This method of harvesting the donor hair, the removal of follicular units one by one is what differentiates FUE from the FUT (Follicular Unit Transplant) method. For FUT, donor hair is harvested by removing a long, wide strip of the scalp, at once. This strip will then be cut up into small units with the help of a stereo microscope before hair is implanted.

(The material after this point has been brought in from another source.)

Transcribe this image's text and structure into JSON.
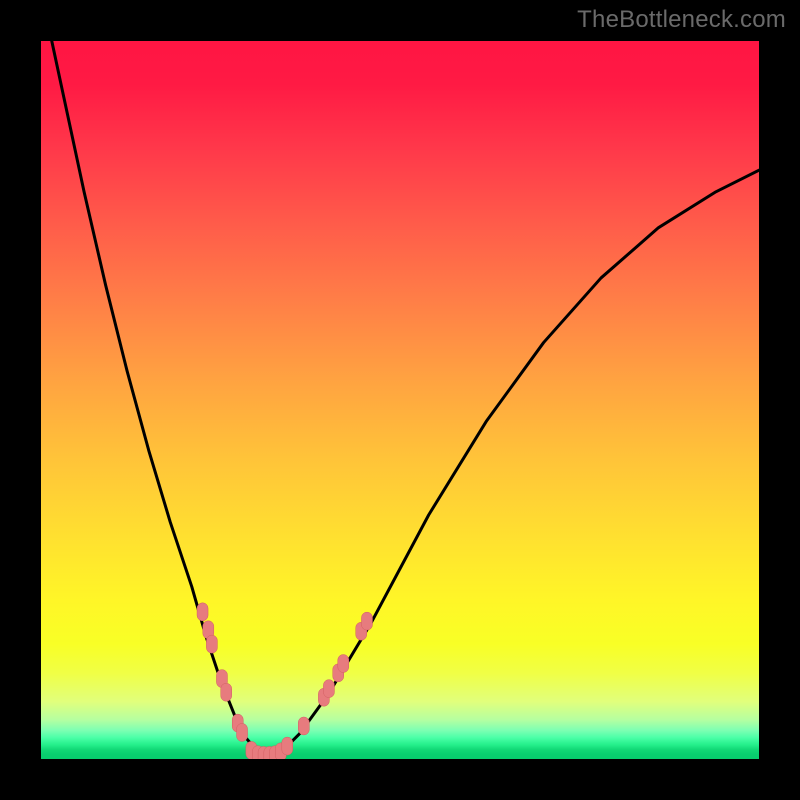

Following the removal of grafts, small sections are made on the recipient area, with a small, sharp instrument, determining the exact place where grafts will be implanted. The follicular units are then placed in these holes, where they will grow new and healthy hairs. The difference between FUE and FUT is the harvesting method of the transplanted grafts, and how natural the result will look. Because of the larger, square-shaped grafts of the FUT method, they cannot be implanted to create a real natural look, and it often looks like doll’s hair (lots of hairs in a small “dot”, with large empty spaces among these dots).

FUE hair transplants – who is an ideal candidate?

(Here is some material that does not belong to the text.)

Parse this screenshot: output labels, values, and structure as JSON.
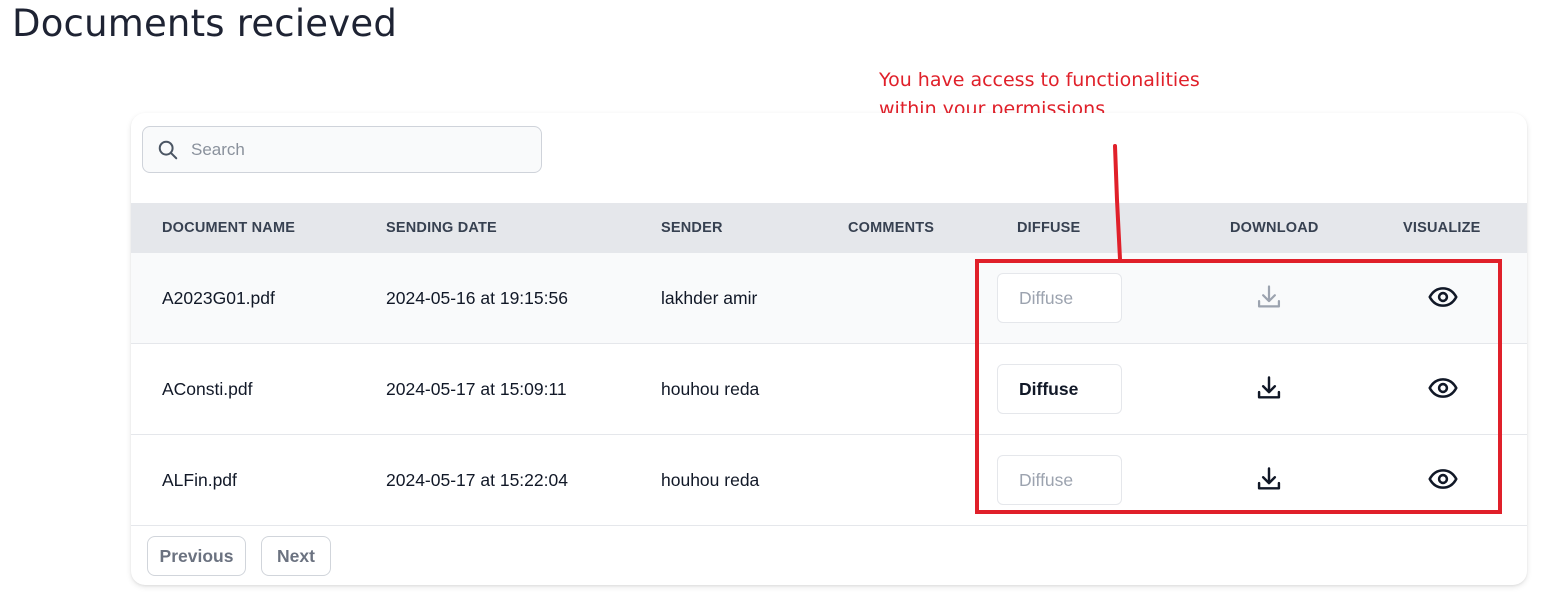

FUE hair transplant is also the ideal solution for patients who would like to have very short hair following the procedure, because FUE will not leave a large linear scar which could be visible even from a distance. Further advantage of the FUE method is that active athletes can also have hair transplants, as they can continue physical activities shortly after the procedure.

FUE is an ideal solution to correct the unsightly results of earlier strip-harvesting (FUT) procedures. With FUE it is also possible to use hairs from other parts of the body (e.g. beard), which ensures sufficient amount of grafts for those who don’t have enough donor hair on the head.

Many choose FUE simply because it is less invasive than FUT, and it doesn’t feel like a “real” surgical procedure. The truth is, they are both surgical procedures, and the depth of the incision is the same in both techniques. The difference comes from the incision technique and the looks achieved through hair transplantation.

The amount of transplanted hairs

Determining the necessary amount of hairs is difficult. The best estimation is achieved through measuring the surface of the recipient area and the hair volume per square centimeter in that area (an experienced doctor can evaluate it, or a densitometer can be used). Hair naturally has a volume of 130-170 hairs/cm2 on the top of the head and 150-190 hairs/cm2 in the donor area. The volume of transplanted hairs is usually 80-120 hairs/cm2, in some cases (good quality and amount of donor hair) a larger volume can be achieved.

100 hairs/cm2 is generally the minimum amount that can ensure visibly sufficient coverage of a completely bald area (of course, much better looking results can be achieved with a somewhat bigger density, for example 120 hairs/cm2).

It is difficult to determine the size of the recipient area, because of its uneven edges. If we want to lower the hairline on the sides above the forehead by 1 cm, it means an area of approximately 6 cm2 on each side must be considered, that is 12 cm2 altogether. So if we would like to achieve a density of 100 hairs/cm2, 1,200 hairs will need to be transplanted.

After the procedure

Since FUE hair transplant requires a much bigger donor area than strip harvesting (approximately a 5 times larger area for the same amount of hairs), in case of a bigger procedure it is necessary to cut the hair of the entire donor area 1 mm short.

This may be inconvenient for some patients who normally wear long hair. However, the tiny holes heal much faster than the incision made for FUT procedures where a suture is also needed, and so only 7-10 days after the hair transplant there is no more visible sign of any procedures.